▶ **AIM OF THE EXERCISE**
Your answer must be an exact copy of the data below, minus any pictures.
[[ ENTRIES SUPPLIED open ]]
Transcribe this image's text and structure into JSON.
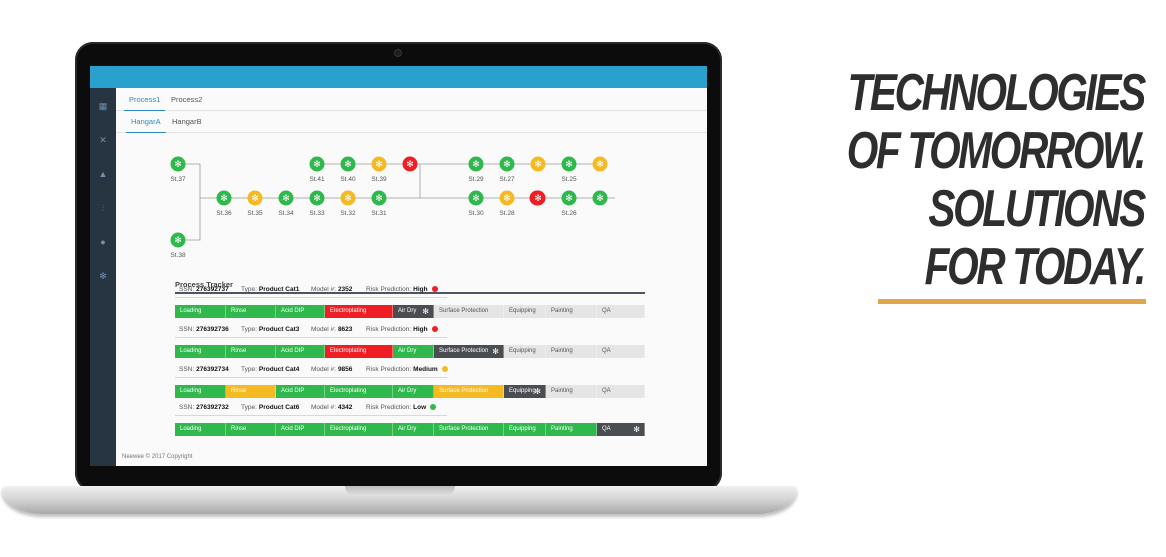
{
  "colors": {
    "green": "#2fb94c",
    "yellow": "#f5b921",
    "red": "#ee1e24",
    "dark": "#4a4d52",
    "pending": "#e5e5e5",
    "accent_line": "#e2a54a",
    "topbar": "#2aa0cc",
    "sidebar": "#273442"
  },
  "sidebar_icons": [
    "dashboard-icon",
    "tools-icon",
    "alert-icon",
    "sliders-icon",
    "users-icon",
    "settings-icon"
  ],
  "process_tabs": [
    {
      "label": "Process1",
      "active": true
    },
    {
      "label": "Process2",
      "active": false
    }
  ],
  "hangar_tabs": [
    {
      "label": "HangarA",
      "active": true
    },
    {
      "label": "HangarB",
      "active": false
    }
  ],
  "stations": [
    {
      "label": "St.37",
      "status": "green"
    },
    {
      "label": "St.38",
      "status": "green"
    },
    {
      "label": "St.36",
      "status": "green"
    },
    {
      "label": "St.35",
      "status": "yellow"
    },
    {
      "label": "St.34",
      "status": "green"
    },
    {
      "label": "St.33",
      "status": "green"
    },
    {
      "label": "St.32",
      "status": "yellow"
    },
    {
      "label": "St.31",
      "status": "green"
    },
    {
      "label": "St.41",
      "status": "green"
    },
    {
      "label": "St.40",
      "status": "green"
    },
    {
      "label": "St.39",
      "status": "yellow"
    },
    {
      "label": "",
      "status": "red"
    },
    {
      "label": "",
      "status": "red"
    },
    {
      "label": "St.29",
      "status": "green"
    },
    {
      "label": "St.27",
      "status": "green"
    },
    {
      "label": "",
      "status": "yellow"
    },
    {
      "label": "St.25",
      "status": "green"
    },
    {
      "label": "",
      "status": "yellow"
    },
    {
      "label": "St.30",
      "status": "green"
    },
    {
      "label": "St.28",
      "status": "yellow"
    },
    {
      "label": "",
      "status": "red"
    },
    {
      "label": "St.26",
      "status": "green"
    },
    {
      "label": "",
      "status": "green"
    }
  ],
  "tracker": {
    "title": "Process Tracker",
    "labels": {
      "ssn": "SSN:",
      "type": "Type:",
      "model": "Model #:",
      "risk": "Risk Prediction:"
    },
    "stage_names": [
      "Loading",
      "Rinse",
      "Acid DIP",
      "Electroplating",
      "Air Dry",
      "Surface Protection",
      "Equipping",
      "Painting",
      "QA"
    ],
    "items": [
      {
        "ssn": "276392737",
        "type": "Product Cat1",
        "model": "2352",
        "risk": "High",
        "risk_color": "red",
        "stages": [
          "green",
          "green",
          "green",
          "red",
          "dark",
          "pending",
          "pending",
          "pending",
          "pending"
        ]
      },
      {
        "ssn": "276392736",
        "type": "Product Cat3",
        "model": "8623",
        "risk": "High",
        "risk_color": "red",
        "stages": [
          "green",
          "green",
          "green",
          "red",
          "green",
          "dark",
          "pending",
          "pending",
          "pending"
        ]
      },
      {
        "ssn": "276392734",
        "type": "Product Cat4",
        "model": "9856",
        "risk": "Medium",
        "risk_color": "yellow",
        "stages": [
          "green",
          "yellow",
          "green",
          "green",
          "green",
          "yellow",
          "dark",
          "pending",
          "pending"
        ]
      },
      {
        "ssn": "276392732",
        "type": "Product Cat6",
        "model": "4342",
        "risk": "Low",
        "risk_color": "green",
        "stages": [
          "green",
          "green",
          "green",
          "green",
          "green",
          "green",
          "green",
          "green",
          "dark"
        ]
      }
    ]
  },
  "footer": "Neewee © 2017 Copyright",
  "headline": {
    "line1": "TECHNOLOGIES",
    "line2": "OF TOMORROW.",
    "line3": "SOLUTIONS",
    "line4": "FOR TODAY."
  }
}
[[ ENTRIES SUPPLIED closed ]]
▶ **RESPONSE TO THIS EXERCISE**
Transcribe this image's text and structure into JSON.
{
  "colors": {
    "green": "#2fb94c",
    "yellow": "#f5b921",
    "red": "#ee1e24",
    "dark": "#4a4d52",
    "pending": "#e5e5e5",
    "accent_line": "#e2a54a",
    "topbar": "#2aa0cc",
    "sidebar": "#273442"
  },
  "sidebar_icons": [
    "dashboard-icon",
    "tools-icon",
    "alert-icon",
    "sliders-icon",
    "users-icon",
    "settings-icon"
  ],
  "process_tabs": [
    {
      "label": "Process1",
      "active": true
    },
    {
      "label": "Process2",
      "active": false
    }
  ],
  "hangar_tabs": [
    {
      "label": "HangarA",
      "active": true
    },
    {
      "label": "HangarB",
      "active": false
    }
  ],
  "stations": [
    {
      "label": "St.37",
      "status": "green"
    },
    {
      "label": "St.38",
      "status": "green"
    },
    {
      "label": "St.36",
      "status": "green"
    },
    {
      "label": "St.35",
      "status": "yellow"
    },
    {
      "label": "St.34",
      "status": "green"
    },
    {
      "label": "St.33",
      "status": "green"
    },
    {
      "label": "St.32",
      "status": "yellow"
    },
    {
      "label": "St.31",
      "status": "green"
    },
    {
      "label": "St.41",
      "status": "green"
    },
    {
      "label": "St.40",
      "status": "green"
    },
    {
      "label": "St.39",
      "status": "yellow"
    },
    {
      "label": "",
      "status": "red"
    },
    {
      "label": "",
      "status": "red"
    },
    {
      "label": "St.29",
      "status": "green"
    },
    {
      "label": "St.27",
      "status": "green"
    },
    {
      "label": "",
      "status": "yellow"
    },
    {
      "label": "St.25",
      "status": "green"
    },
    {
      "label": "",
      "status": "yellow"
    },
    {
      "label": "St.30",
      "status": "green"
    },
    {
      "label": "St.28",
      "status": "yellow"
    },
    {
      "label": "",
      "status": "red"
    },
    {
      "label": "St.26",
      "status": "green"
    },
    {
      "label": "",
      "status": "green"
    }
  ],
  "tracker": {
    "title": "Process Tracker",
    "labels": {
      "ssn": "SSN:",
      "type": "Type:",
      "model": "Model #:",
      "risk": "Risk Prediction:"
    },
    "stage_names": [
      "Loading",
      "Rinse",
      "Acid DIP",
      "Electroplating",
      "Air Dry",
      "Surface Protection",
      "Equipping",
      "Painting",
      "QA"
    ],
    "items": [
      {
        "ssn": "276392737",
        "type": "Product Cat1",
        "model": "2352",
        "risk": "High",
        "risk_color": "red",
        "stages": [
          "green",
          "green",
          "green",
          "red",
          "dark",
          "pending",
          "pending",
          "pending",
          "pending"
        ]
      },
      {
        "ssn": "276392736",
        "type": "Product Cat3",
        "model": "8623",
        "risk": "High",
        "risk_color": "red",
        "stages": [
          "green",
          "green",
          "green",
          "red",
          "green",
          "dark",
          "pending",
          "pending",
          "pending"
        ]
      },
      {
        "ssn": "276392734",
        "type": "Product Cat4",
        "model": "9856",
        "risk": "Medium",
        "risk_color": "yellow",
        "stages": [
          "green",
          "yellow",
          "green",
          "green",
          "green",
          "yellow",
          "dark",
          "pending",
          "pending"
        ]
      },
      {
        "ssn": "276392732",
        "type": "Product Cat6",
        "model": "4342",
        "risk": "Low",
        "risk_color": "green",
        "stages": [
          "green",
          "green",
          "green",
          "green",
          "green",
          "green",
          "green",
          "green",
          "dark"
        ]
      }
    ]
  },
  "footer": "Neewee © 2017 Copyright",
  "headline": {
    "line1": "TECHNOLOGIES",
    "line2": "OF TOMORROW.",
    "line3": "SOLUTIONS",
    "line4": "FOR TODAY."
  }
}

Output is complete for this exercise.